While neither keyboards are backlit, the Surface & Modern keyboard do have more backlit function keys. On the Designer, we’re only treated to an LED dot on the ‘Caps Lock’ & ‘Fn’ key while it’s anyone’s guess if ‘Num Lock’ is activated.
Twisting the Designer keyboard shows a small amount of movement, but on your desk it feels solid without any central flex.
Joint Winner = Microsoft Modern Keyboard & Surface Keyboard
Features & Connectivity
It’s now the more expensive Microsoft Modern Keyboard that pulls away from the pack as it includes some nifty extras. For one, it has an inbuilt fingerprint reader replacing the right-side ‘Windows Key’ that lets you easily unlock Windows 10.
While the Designer & Surface keyboards can only connect via Bluetooth, the Microsoft Modern can also connect & recharge using the included USB cable.
The final advantage of the Modern Keyboard is that it uses the Bluetooth 4.2 which provides a more stable connection. Although in testing, all three keyboards have been reliable without any stability or latency issues.
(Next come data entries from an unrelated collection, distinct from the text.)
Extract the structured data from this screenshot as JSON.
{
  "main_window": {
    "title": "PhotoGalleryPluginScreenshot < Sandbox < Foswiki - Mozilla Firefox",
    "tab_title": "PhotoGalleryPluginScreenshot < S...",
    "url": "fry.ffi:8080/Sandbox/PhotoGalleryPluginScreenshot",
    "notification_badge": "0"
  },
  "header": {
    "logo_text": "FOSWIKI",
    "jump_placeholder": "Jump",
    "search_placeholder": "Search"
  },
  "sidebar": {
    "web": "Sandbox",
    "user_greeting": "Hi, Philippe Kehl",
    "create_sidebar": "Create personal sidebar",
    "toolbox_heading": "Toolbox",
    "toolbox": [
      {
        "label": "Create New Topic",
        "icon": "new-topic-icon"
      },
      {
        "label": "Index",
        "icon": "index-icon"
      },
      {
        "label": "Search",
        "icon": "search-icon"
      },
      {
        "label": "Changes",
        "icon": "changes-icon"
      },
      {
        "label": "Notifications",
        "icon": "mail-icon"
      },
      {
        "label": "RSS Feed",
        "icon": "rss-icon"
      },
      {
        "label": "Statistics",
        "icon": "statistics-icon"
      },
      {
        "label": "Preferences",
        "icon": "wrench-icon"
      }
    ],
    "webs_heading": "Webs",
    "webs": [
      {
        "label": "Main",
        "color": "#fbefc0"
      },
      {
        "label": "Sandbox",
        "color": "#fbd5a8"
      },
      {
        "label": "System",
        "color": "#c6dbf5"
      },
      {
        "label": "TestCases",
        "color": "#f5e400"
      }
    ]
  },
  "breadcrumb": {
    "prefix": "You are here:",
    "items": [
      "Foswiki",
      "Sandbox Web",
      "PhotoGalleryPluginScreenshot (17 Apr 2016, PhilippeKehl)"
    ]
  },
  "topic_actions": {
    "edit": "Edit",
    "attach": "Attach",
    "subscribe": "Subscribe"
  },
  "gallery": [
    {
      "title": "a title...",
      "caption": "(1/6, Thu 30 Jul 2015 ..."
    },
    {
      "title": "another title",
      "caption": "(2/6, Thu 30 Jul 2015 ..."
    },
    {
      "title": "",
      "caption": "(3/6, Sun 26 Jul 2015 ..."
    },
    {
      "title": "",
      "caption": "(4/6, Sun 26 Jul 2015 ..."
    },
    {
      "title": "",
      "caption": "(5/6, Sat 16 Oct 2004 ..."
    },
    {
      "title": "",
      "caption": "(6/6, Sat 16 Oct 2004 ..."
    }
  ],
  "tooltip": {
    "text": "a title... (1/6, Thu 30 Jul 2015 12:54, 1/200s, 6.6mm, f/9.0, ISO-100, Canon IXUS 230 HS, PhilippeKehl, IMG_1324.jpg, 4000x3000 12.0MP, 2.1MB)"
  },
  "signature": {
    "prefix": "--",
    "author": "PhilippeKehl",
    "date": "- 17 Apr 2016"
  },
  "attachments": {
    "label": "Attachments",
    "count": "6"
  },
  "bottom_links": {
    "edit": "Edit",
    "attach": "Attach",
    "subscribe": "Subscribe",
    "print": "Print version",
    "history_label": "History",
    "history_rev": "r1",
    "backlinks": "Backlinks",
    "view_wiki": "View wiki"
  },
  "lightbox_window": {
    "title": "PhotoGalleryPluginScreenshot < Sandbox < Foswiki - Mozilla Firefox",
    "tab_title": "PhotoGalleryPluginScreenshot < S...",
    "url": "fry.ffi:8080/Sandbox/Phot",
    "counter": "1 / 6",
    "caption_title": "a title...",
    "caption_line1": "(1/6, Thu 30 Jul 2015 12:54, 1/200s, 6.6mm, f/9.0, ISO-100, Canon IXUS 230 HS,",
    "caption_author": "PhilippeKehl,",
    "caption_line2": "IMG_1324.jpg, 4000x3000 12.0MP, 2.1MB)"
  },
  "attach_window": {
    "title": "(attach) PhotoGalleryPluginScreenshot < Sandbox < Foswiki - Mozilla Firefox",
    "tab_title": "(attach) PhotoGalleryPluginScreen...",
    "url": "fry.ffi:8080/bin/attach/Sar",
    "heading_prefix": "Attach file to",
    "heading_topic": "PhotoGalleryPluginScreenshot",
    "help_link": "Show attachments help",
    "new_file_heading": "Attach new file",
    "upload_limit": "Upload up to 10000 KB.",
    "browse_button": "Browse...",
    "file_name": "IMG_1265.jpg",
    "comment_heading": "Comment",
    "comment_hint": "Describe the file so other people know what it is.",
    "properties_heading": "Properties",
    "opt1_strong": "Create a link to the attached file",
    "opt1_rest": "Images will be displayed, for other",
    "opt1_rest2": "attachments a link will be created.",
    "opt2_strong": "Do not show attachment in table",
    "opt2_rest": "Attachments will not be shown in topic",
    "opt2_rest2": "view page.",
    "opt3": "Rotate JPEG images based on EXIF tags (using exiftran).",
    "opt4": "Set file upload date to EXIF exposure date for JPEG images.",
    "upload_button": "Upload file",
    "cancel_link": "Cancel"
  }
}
Winner = Microsoft Modern Keyboard
Modern Vs Surface Vs Designer – The Verdict
So which keyboard is our winner?
For me, it’s the Microsoft Designer Keyboard. The condensed layout takes a bit of getting used to, but I found myself typing more naturally and with fewer mistakes. While it’s not quite the eye-candy of the Surface or Modern Keyboards (which look epic next to my Dell Monitor on my Bamboo desk) it is the best value option.
If you don’t spend you days typing or have unnaturally large hands, then for only around £20 more you can have the premium Surface Keyboard that’s going to get you more than a few compliments.
I don’t think the Modern Keyboard justifies it’s higher price-tag. Having the option to plug-in is cool, but why pay big bucks for premium Bluetooth keyboard and then have a wire dangling out of the back? As for a fingerprint reader… just not my cup of tea.
I hope this article has given you some clarity. If not you can dive in a little deeper below with full reviews on each keyboard. Also, let me know in the comments below which keyboard you went for?